To do: Each line of the data holding "true" should be found and copied.

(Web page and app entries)
========

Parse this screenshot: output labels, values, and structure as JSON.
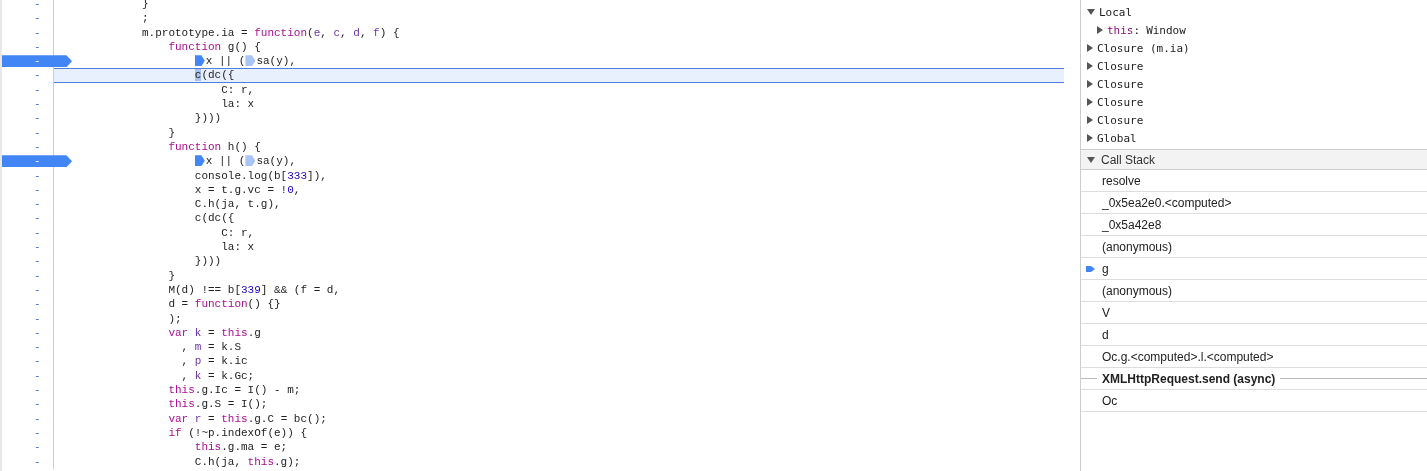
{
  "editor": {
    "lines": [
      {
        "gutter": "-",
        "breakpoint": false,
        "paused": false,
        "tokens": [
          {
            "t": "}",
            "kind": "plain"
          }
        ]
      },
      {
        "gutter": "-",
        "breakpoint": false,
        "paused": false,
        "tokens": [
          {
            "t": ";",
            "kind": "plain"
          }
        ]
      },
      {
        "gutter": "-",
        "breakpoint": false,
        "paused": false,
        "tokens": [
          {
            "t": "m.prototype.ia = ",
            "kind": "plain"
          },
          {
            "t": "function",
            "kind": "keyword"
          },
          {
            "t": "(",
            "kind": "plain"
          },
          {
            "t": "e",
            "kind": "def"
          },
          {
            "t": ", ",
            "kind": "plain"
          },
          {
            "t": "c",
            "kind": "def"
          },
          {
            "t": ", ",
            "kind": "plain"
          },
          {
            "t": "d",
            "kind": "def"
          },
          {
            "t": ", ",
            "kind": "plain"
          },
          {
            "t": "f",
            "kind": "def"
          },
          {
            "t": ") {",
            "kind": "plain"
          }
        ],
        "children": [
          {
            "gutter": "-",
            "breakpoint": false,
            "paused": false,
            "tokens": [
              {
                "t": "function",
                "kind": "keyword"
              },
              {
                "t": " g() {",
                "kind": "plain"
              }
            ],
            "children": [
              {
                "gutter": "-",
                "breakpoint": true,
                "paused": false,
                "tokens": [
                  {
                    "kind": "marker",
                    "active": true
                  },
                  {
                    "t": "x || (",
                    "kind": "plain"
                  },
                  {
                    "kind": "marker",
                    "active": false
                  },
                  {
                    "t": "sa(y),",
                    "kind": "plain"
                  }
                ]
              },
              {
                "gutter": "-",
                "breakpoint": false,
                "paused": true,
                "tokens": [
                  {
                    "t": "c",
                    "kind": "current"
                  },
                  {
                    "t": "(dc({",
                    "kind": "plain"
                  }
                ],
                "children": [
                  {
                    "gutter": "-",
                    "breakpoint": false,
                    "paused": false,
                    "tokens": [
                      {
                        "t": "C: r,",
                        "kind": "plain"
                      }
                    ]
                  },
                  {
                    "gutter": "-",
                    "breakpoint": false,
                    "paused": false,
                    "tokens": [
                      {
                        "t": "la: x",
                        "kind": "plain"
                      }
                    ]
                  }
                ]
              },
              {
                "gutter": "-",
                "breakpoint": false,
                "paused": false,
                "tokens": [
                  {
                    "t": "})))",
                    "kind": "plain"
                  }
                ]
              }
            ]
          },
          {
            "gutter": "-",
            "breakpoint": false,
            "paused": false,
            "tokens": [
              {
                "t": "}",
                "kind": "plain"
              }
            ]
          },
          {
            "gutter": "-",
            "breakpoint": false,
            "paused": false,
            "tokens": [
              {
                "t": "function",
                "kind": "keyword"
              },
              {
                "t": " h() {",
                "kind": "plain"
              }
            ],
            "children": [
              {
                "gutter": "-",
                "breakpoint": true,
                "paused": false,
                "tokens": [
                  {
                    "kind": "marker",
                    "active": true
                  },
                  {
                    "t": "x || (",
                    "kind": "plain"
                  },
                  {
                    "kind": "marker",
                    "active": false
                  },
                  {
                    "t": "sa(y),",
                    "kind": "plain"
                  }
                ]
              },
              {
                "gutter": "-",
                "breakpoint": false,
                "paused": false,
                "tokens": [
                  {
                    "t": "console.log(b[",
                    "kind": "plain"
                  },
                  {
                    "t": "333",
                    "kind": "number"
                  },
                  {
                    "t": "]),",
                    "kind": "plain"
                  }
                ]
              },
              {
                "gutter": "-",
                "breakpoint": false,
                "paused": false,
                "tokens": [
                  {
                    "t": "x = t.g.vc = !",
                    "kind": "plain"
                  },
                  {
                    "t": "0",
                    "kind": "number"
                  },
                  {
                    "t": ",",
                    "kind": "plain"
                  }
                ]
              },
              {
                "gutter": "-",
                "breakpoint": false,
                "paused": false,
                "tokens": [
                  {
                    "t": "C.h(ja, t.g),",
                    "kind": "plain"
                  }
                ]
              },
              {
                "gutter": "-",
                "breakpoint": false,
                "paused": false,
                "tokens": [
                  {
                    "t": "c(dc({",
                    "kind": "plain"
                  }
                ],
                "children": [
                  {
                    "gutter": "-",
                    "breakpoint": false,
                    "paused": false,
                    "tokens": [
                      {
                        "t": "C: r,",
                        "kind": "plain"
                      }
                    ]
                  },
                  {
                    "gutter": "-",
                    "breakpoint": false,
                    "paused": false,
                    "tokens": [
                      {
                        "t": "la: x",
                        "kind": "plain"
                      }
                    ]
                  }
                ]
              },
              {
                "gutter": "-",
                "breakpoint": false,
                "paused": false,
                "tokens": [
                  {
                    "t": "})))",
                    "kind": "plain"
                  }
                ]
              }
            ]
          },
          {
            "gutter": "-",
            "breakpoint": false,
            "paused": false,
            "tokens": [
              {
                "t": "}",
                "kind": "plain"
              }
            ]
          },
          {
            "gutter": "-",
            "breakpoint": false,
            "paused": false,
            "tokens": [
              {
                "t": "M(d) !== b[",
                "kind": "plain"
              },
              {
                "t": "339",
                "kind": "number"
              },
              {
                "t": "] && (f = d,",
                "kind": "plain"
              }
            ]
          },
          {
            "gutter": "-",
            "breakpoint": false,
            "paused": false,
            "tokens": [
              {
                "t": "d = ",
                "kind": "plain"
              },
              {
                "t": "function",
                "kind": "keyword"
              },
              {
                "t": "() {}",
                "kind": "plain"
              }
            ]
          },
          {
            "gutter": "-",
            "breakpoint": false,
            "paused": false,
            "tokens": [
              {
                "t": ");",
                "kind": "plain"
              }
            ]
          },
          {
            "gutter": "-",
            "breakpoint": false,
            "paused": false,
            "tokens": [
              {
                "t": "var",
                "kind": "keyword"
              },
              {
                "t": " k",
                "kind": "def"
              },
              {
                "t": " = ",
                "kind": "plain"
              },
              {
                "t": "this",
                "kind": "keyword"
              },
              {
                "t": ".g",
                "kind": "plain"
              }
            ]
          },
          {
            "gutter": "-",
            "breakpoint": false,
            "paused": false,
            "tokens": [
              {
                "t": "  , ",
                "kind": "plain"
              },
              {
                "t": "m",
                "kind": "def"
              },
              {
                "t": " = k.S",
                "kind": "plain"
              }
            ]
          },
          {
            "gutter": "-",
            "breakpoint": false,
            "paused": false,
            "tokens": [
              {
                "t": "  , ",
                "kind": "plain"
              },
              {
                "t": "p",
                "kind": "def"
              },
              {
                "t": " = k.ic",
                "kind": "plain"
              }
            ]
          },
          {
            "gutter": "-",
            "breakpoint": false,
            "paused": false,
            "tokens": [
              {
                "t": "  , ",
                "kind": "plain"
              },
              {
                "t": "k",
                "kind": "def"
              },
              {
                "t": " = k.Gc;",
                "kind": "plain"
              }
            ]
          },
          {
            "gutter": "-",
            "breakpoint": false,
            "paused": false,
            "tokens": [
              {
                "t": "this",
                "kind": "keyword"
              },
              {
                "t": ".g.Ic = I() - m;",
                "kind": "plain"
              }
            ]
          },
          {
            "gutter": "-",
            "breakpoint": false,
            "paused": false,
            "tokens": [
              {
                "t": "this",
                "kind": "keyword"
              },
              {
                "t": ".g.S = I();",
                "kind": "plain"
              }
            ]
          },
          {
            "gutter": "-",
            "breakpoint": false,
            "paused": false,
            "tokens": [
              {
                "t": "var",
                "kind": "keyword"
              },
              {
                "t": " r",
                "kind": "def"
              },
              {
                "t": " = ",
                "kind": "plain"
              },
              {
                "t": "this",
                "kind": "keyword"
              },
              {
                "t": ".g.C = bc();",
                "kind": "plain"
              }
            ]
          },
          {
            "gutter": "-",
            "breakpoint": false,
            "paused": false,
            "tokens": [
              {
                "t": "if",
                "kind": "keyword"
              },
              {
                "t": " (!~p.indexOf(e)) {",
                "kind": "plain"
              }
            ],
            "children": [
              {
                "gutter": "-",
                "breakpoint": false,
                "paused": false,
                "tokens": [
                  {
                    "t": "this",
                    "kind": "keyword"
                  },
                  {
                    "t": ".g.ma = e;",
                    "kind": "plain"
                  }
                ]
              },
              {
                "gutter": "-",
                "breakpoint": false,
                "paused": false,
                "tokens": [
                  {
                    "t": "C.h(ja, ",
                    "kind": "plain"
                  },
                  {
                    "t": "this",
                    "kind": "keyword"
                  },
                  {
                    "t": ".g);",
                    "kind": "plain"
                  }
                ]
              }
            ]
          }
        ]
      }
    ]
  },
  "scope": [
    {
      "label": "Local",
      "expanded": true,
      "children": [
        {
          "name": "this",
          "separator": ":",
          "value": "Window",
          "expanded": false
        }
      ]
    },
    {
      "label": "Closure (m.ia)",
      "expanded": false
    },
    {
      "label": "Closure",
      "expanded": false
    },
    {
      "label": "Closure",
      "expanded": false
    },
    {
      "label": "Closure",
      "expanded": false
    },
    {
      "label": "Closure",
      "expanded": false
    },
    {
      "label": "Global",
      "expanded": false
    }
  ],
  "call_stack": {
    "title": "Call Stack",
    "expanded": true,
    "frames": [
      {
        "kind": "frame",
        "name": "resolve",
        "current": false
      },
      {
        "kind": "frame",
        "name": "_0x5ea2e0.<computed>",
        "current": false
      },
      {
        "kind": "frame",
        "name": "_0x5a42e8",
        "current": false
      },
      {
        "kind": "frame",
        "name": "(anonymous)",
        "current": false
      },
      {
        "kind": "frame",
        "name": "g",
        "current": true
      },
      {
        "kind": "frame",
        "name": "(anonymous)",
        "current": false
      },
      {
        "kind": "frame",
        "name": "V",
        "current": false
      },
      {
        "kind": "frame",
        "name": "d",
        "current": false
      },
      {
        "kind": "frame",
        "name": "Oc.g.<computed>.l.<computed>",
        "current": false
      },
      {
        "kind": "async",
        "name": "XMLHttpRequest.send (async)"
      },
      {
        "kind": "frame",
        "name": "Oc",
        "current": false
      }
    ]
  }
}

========

Output of the exercise:
                "breakpoint": true,
                    "active": true
                "paused": true,
                "breakpoint": true,
                    "active": true
      "expanded": true,
    "expanded": true,
        "current": true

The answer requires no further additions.